You see in general when people judge God they generally do so through looking at the imperfect line of my life in relationship with God, or our life, or even our corporate life as the church.
Let me share some examples of how this works from the week that was.
This week I heard on the radio the unfolding drama of the Royal Commission into Child Abuse and the interview of a Principal from a Catholic school in which abuse occurred less than a decade ago. If we consider the injunction to love the neighbour and care for children it is clear this is one of the troughs in the life of the church.
We might try to shrug it off and say that was the Catholics not us but such a response is naive on two levels. Firstly, because for many who are not Christian we are one group so the brand name is irrelevant. Secondly, because as I Uniting church minister I am aware we too will be going before the Royal Commission for things which occurred whilst children were in our care.
On my graph this is certainly a trough in our relationship with God and begs us ask the question what is a mature response of faith? Possibly confession and lament? Changing our own practices to protect children better?

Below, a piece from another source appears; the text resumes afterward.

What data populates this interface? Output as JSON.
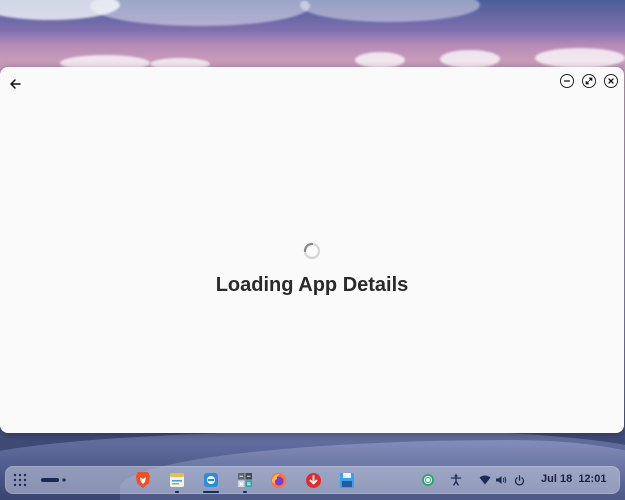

If we look at other significant events unfolding in the Central Republic of Africa there has been a shift in power and the now ascendant Christians, linked tribally, are committing atrocities against Muslims in the country. And I read in the gospel “love your enemies”.
What is a mature Christian response to these events? In neighbouring countries maybe we can pray it will be Christians who reach out to offer shelter to those Muslims fleeing for their lives.
Once again closer to home I found myself lamenting for the life of Reza Barati the Iranian Asylum seeker killed at the Manus Island detention centre. Reza was in the care of our country, as were all those others who were injured.
The issue of asylum seeks impacts Indonesia just as much as it impacts Australia but what is a mature Christian response, how do we love our neighbour and our enemy in this situation?
These issues may seem distant and far away but in the life of we who follow Jesus issues of justice and love are always before us.
No doubt if we look into our own lives and relationships we might be able to ask many questions of our own maturity in our relationship with our family, our friends, our colleagues and our community.
We will not be perfect in these things but I do believe as we follow Jesus God expects maturity not perfection!
This maturity involves honesty and seeing how Jesus loved.
Maturity is enough of a challenge in our imperfect spiritual journey and when confronted by our inadequacies we should not judge ourselves or others too harshly.
Consider for a moment a well worn saying “Love the sinner and hate the sin”. This saying traces its roots back to St Augustine and is found in Ghandi’s autobiography.
The big problem I have this is which sins we like to name as hating whilst leaving others alone. Moreover, it can seem we are implying that somehow our imperfect journey is less tainted than another person’s. I recently heard an interview in which the American evangelical Tony Campolo suggested that at best we could infer from Jesus teaching “Love the sinner and hate your own sin.”
This is not an invitation to amorality but just a sober reminder that as Paul wrote all have fallen short of the glory of God, which, in my mind, is exactly where I started this sermon with the graph.
The idea of perfectionism within our spiritual journey can lead to guilt and depression internally and sometimes judgmentalism and exclusion externally. In hearing Jesus words about perfection we should always remember My life is hidden in Christ!
But in receiving this gift of perfection we should also remember that as we respond and follow Jesus God expects maturity not perfection!
Take a moment of silence read again the passages from Leviticus and Matthew. Receive the gift of perfection and contemplate where are you being challenged for greater maturity.